Source material -

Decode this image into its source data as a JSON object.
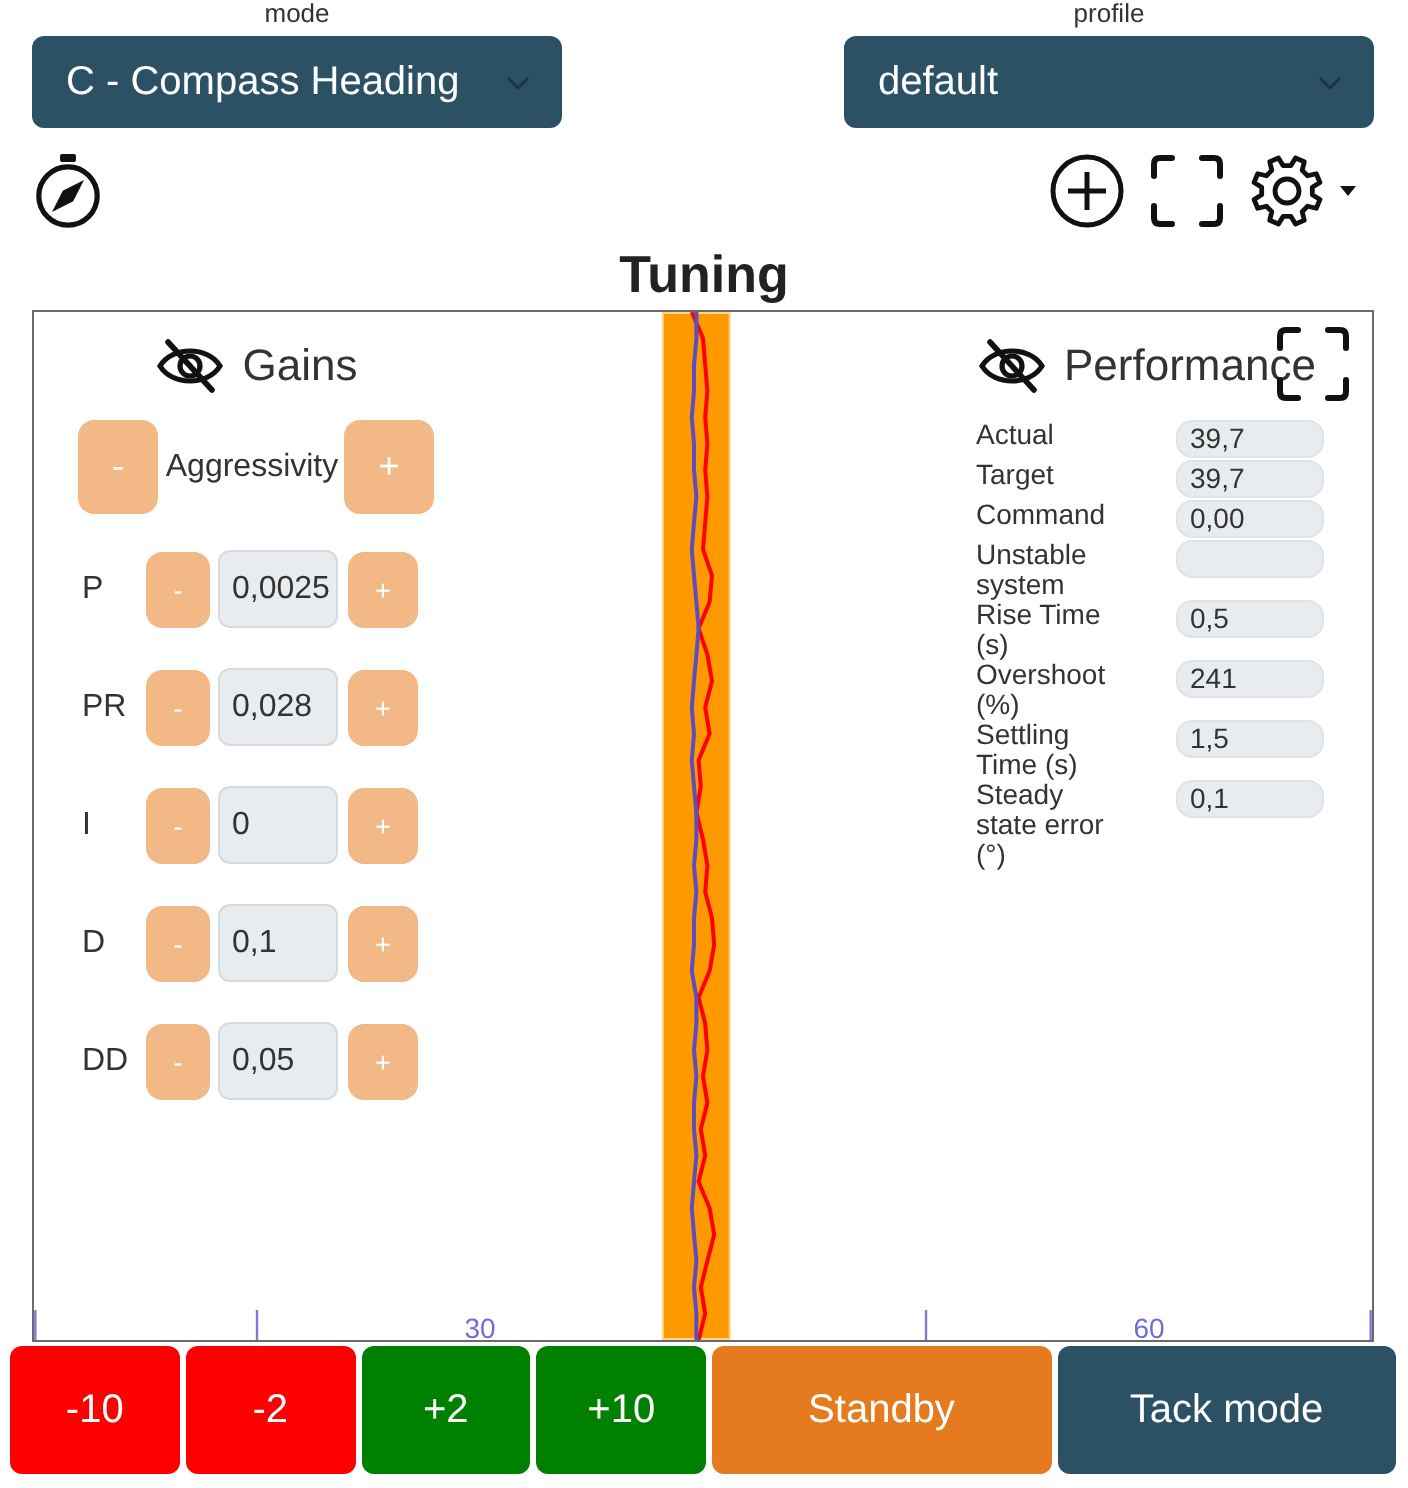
{
  "mode": {
    "label": "mode",
    "value": "C - Compass Heading"
  },
  "profile": {
    "label": "profile",
    "value": "default"
  },
  "tuning": {
    "title": "Tuning",
    "gains": {
      "title": "Gains",
      "aggressivity": {
        "label": "Aggressivity",
        "minus": "-",
        "plus": "+"
      },
      "rows": [
        {
          "label": "P",
          "value": "0,0025",
          "minus": "-",
          "plus": "+"
        },
        {
          "label": "PR",
          "value": "0,028",
          "minus": "-",
          "plus": "+"
        },
        {
          "label": "I",
          "value": "0",
          "minus": "-",
          "plus": "+"
        },
        {
          "label": "D",
          "value": "0,1",
          "minus": "-",
          "plus": "+"
        },
        {
          "label": "DD",
          "value": "0,05",
          "minus": "-",
          "plus": "+"
        }
      ]
    },
    "performance": {
      "title": "Performance",
      "rows": [
        {
          "label": "Actual",
          "value": "39,7"
        },
        {
          "label": "Target",
          "value": "39,7"
        },
        {
          "label": "Command",
          "value": "0,00"
        },
        {
          "label": "Unstable system"
        },
        {
          "label": "Rise Time (s)",
          "value": "0,5"
        },
        {
          "label": "Overshoot (%)",
          "value": "241"
        },
        {
          "label": "Settling Time (s)",
          "value": "1,5"
        },
        {
          "label": "Steady state error (°)",
          "value": "0,1"
        }
      ]
    },
    "axis_labels": [
      "30",
      "60"
    ]
  },
  "buttons": [
    {
      "label": "-10",
      "color": "#ff0000"
    },
    {
      "label": "-2",
      "color": "#ff0000"
    },
    {
      "label": "+2",
      "color": "#008000"
    },
    {
      "label": "+10",
      "color": "#008000"
    },
    {
      "label": "Standby",
      "color": "#e67a1e"
    },
    {
      "label": "Tack mode",
      "color": "#2c5064"
    }
  ]
}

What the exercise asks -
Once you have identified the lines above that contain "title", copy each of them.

Task result -
    "title": "Tuning",
      "title": "Gains",
      "title": "Performance",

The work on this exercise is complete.